By Cierra Parks
Capital News Service
Legislators attempted to pass a bill that would expand the definition of a hate crime to include crimes against people based on perception, but opponents said the bill was too broad and could be misused.
The Senate Judiciary Committee passed the bill by for the year late last month. Four Democrats strayed from party lines to vote against the bill after much debate.
The current statute defines hate crime victims as those who are maliciously targeted based on race, religion, gender, disability, gender identity, sexual orientation or ethnicity. Legislators passed the legislation last year during the General Assembly session.

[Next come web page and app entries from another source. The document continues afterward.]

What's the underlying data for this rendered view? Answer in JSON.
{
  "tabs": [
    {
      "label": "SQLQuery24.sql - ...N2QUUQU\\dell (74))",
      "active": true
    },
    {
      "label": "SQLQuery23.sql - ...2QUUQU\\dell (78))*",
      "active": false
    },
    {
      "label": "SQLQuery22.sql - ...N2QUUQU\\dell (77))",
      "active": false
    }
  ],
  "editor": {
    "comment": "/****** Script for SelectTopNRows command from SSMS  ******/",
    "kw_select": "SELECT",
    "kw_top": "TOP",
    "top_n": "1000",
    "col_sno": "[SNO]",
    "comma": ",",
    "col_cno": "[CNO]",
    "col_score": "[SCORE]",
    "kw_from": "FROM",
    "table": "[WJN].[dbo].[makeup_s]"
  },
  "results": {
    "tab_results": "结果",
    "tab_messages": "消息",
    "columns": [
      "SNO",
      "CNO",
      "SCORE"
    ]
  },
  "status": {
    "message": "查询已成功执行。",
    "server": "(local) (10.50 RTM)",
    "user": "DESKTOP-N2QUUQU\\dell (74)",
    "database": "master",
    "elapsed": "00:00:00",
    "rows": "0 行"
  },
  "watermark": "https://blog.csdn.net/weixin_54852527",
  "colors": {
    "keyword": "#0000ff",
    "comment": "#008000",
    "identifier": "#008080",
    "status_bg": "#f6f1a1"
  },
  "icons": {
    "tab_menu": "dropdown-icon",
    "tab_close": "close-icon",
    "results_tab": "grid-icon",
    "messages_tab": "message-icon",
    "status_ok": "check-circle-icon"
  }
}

Senate Bill 1203, proposed by Sen. Ghazala Hashmi, D-Richmond, aimed to ensure that someone who maliciously attacks a person based on their perception of that person’s membership or association within one of the aforementioned groups is held to the same standard as someone who attacks a person they know is a member of one of the groups. Hashmi’s bill also added color, national origin and gender expression to the list of protected classes.
Hashmi cited an incident during Black Lives Matter protests last summer in which Harry H. Rogers, an avowed high-ranking member of the Ku Klux Klan, drove his truck into a crowd of protesters. Henrico’s Commonwealth’s Attorney Shannon Taylor said her client, who was hit, was not protected under current hate crime legislation because he is white. She said Rogers drove his truck with the intention to disrupt the protests.
“Our current law looks more at the victim and the victim’s characteristics than it does looking at the offender and his intent,” Taylor said.
Vee Lamneck, the executive director of Equality Virginia, said hate crimes are more than acts of violence. Such crimes are committed with the intention of inciting fear and dehumanizing groups, Lamneck said.
“Individuals with intersecting identities, especially Black, Latinx and Indigenous LGBTQ people are exposed to higher rates of violence,” Lamneck said. “Redefinition of the categories in this bill will help to further ensure that all diverse members of our communities are sufficiently protected by the law from hate crime violence and that perpetrators of such violence are held appropriately responsible.”
Sen. Chap Petersen, D-Fairfax, said during the committee hearing that the bill was a massive expansion of the current statute. Petersen said the proposed changes would be “pretty far off-field from the original purpose.”
Opponents, including the Virginia Association of Criminal Defense Lawyers, said the bill was too broad and could allow for the exploitation of who was a hate crime victim. Legislators pondered over if this meant a person of color could be charged with a hate crime for assaulting a white person and postulated several scenarios of how the bill could be misused.
Emanuel Harris, a representative for the Black Coalition for Change, called the questioning of the protection of white supremacists puzzling, offensive and laughable.
“The history has shown that the black community is the one being intimidated, not the other way around,” Harris said during the public comment portion of the meeting. Harris said the original statute needs to be expanded.
“I am offended that folks brought this and then clouded, or wrapped it up in BLM, and suggested that if we vote against it, somehow we’re not supporting the prosecution of hate crimes, cause that is not what we are doing,” said Sen. Joseph Morrissey, D-Richmond. “This bill is offensive in so many different ways.”
Morrissey was a co-patron for the hate crime legislation that passed in 2020.
Hashmi said Morrissey was approaching the bill from a position of privilege, at which point Senate Minority Leader Thomas Norment, R-Williamsburg, interrupted with an “Oh my God.” Hashmi continued and said the bill addressed race as well as oppressed and terrorized religious and LGBTQ communities.
The Anti-Defamation League helped with the bill’s language. Meredith R. Weisel, representing the ADL, said the bill is important because it would help ensure that offenders who are mistaken about the victim’s protected characteristics can still be held accountable for a hate crime under the law.
Brittany Whitley, chief of external affairs and policy with the Office of the Attorney General spoke in support of the bill along with other citizens and attorneys.
Hashmi said in an email that she hopes to refine the language in the bill and will consider reintroducing it next year.
“Addressing hate crimes is important for the well-being of our communities: hate crimes are designed to harm and inflict pain on not just the targeted individual(s) but also to intimidate and terrorize entire groups of people,” she said.